◆ ACTIVITY:
A word-for-word copy of the records below is needed, without the images.

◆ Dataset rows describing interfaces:
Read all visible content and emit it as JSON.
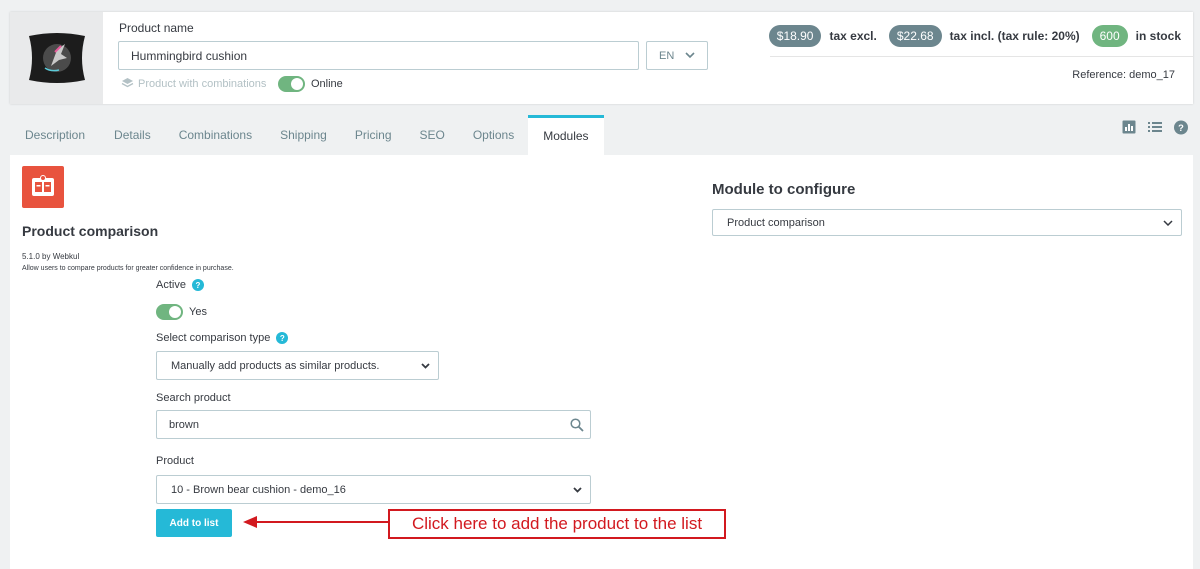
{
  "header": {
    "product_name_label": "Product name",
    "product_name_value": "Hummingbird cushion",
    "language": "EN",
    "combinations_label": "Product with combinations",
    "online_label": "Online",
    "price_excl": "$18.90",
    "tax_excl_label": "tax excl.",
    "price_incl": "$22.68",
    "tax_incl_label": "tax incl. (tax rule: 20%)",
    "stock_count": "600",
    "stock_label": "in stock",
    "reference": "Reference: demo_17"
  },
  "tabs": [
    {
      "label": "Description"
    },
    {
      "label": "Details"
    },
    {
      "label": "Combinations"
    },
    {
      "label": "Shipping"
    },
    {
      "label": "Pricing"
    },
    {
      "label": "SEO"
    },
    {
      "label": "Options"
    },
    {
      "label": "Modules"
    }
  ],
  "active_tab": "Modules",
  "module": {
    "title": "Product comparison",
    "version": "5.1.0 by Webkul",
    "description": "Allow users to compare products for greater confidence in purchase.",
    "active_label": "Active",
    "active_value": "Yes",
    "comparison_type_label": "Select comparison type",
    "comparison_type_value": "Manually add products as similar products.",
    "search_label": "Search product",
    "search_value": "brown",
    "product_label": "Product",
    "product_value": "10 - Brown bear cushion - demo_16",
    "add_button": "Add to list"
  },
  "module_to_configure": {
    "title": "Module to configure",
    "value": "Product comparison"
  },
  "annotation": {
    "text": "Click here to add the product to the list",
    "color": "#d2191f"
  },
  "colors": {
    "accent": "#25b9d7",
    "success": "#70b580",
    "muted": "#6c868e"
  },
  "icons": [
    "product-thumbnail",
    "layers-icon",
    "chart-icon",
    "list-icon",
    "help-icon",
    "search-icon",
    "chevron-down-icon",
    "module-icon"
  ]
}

◆ COMPLETED TASK:
Read all visible content and emit it as JSON.
{
  "header": {
    "product_name_label": "Product name",
    "product_name_value": "Hummingbird cushion",
    "language": "EN",
    "combinations_label": "Product with combinations",
    "online_label": "Online",
    "price_excl": "$18.90",
    "tax_excl_label": "tax excl.",
    "price_incl": "$22.68",
    "tax_incl_label": "tax incl. (tax rule: 20%)",
    "stock_count": "600",
    "stock_label": "in stock",
    "reference": "Reference: demo_17"
  },
  "tabs": [
    {
      "label": "Description"
    },
    {
      "label": "Details"
    },
    {
      "label": "Combinations"
    },
    {
      "label": "Shipping"
    },
    {
      "label": "Pricing"
    },
    {
      "label": "SEO"
    },
    {
      "label": "Options"
    },
    {
      "label": "Modules"
    }
  ],
  "active_tab": "Modules",
  "module": {
    "title": "Product comparison",
    "version": "5.1.0 by Webkul",
    "description": "Allow users to compare products for greater confidence in purchase.",
    "active_label": "Active",
    "active_value": "Yes",
    "comparison_type_label": "Select comparison type",
    "comparison_type_value": "Manually add products as similar products.",
    "search_label": "Search product",
    "search_value": "brown",
    "product_label": "Product",
    "product_value": "10 - Brown bear cushion - demo_16",
    "add_button": "Add to list"
  },
  "module_to_configure": {
    "title": "Module to configure",
    "value": "Product comparison"
  },
  "annotation": {
    "text": "Click here to add the product to the list",
    "color": "#d2191f"
  },
  "colors": {
    "accent": "#25b9d7",
    "success": "#70b580",
    "muted": "#6c868e"
  },
  "icons": [
    "product-thumbnail",
    "layers-icon",
    "chart-icon",
    "list-icon",
    "help-icon",
    "search-icon",
    "chevron-down-icon",
    "module-icon"
  ]
}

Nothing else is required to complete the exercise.